### Exercise
Beneath this instruction is a listing; write out exactly the line that contains "Transcribe this image's" and each line after it to the last.

▬▬▬▬▬▬▬▬▬▬

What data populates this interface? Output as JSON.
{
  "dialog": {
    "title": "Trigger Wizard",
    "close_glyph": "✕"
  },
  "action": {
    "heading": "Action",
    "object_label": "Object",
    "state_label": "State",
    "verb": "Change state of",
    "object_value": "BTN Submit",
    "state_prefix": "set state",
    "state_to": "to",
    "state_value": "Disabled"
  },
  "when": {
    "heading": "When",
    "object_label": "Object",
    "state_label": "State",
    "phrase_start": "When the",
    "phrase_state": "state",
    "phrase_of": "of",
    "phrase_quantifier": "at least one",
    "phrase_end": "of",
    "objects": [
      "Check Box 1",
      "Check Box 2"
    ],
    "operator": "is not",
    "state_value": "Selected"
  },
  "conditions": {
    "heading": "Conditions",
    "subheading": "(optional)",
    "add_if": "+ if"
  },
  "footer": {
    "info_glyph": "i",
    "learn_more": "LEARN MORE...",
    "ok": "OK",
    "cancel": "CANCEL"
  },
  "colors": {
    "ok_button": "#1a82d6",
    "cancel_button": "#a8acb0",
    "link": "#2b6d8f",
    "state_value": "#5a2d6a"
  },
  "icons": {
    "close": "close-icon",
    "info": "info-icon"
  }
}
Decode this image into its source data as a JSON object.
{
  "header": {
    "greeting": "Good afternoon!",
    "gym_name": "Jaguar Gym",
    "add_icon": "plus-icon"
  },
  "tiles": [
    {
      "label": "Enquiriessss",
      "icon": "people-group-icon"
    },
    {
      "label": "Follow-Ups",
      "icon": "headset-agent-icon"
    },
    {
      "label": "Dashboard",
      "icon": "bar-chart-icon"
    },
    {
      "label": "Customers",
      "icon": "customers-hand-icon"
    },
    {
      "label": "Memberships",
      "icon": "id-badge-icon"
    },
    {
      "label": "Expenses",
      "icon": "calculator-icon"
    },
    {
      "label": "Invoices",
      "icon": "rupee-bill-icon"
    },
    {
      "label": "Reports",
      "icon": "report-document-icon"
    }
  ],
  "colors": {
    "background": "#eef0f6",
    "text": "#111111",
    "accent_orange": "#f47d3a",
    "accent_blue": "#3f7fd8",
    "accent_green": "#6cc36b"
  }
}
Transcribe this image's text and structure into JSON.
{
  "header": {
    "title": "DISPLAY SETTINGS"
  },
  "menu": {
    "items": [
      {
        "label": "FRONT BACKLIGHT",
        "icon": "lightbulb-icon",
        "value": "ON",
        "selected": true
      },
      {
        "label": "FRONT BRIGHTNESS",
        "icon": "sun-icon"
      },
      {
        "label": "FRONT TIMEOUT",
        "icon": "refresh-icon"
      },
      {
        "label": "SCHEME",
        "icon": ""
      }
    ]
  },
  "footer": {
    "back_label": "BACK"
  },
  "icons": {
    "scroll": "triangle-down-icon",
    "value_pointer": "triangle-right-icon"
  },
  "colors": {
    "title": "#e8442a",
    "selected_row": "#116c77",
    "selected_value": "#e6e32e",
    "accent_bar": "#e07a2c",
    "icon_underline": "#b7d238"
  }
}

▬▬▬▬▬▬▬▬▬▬

### Written answer
Transcribe this image's text and structure into JSON.
{
  "header": {
    "title": "DISPLAY SETTINGS"
  },
  "menu": {
    "items": [
      {
        "label": "FRONT BACKLIGHT",
        "icon": "lightbulb-icon",
        "value": "ON",
        "selected": true
      },
      {
        "label": "FRONT BRIGHTNESS",
        "icon": "sun-icon"
      },
      {
        "label": "FRONT TIMEOUT",
        "icon": "refresh-icon"
      },
      {
        "label": "SCHEME",
        "icon": ""
      }
    ]
  },
  "footer": {
    "back_label": "BACK"
  },
  "icons": {
    "scroll": "triangle-down-icon",
    "value_pointer": "triangle-right-icon"
  },
  "colors": {
    "title": "#e8442a",
    "selected_row": "#116c77",
    "selected_value": "#e6e32e",
    "accent_bar": "#e07a2c",
    "icon_underline": "#b7d238"
  }
}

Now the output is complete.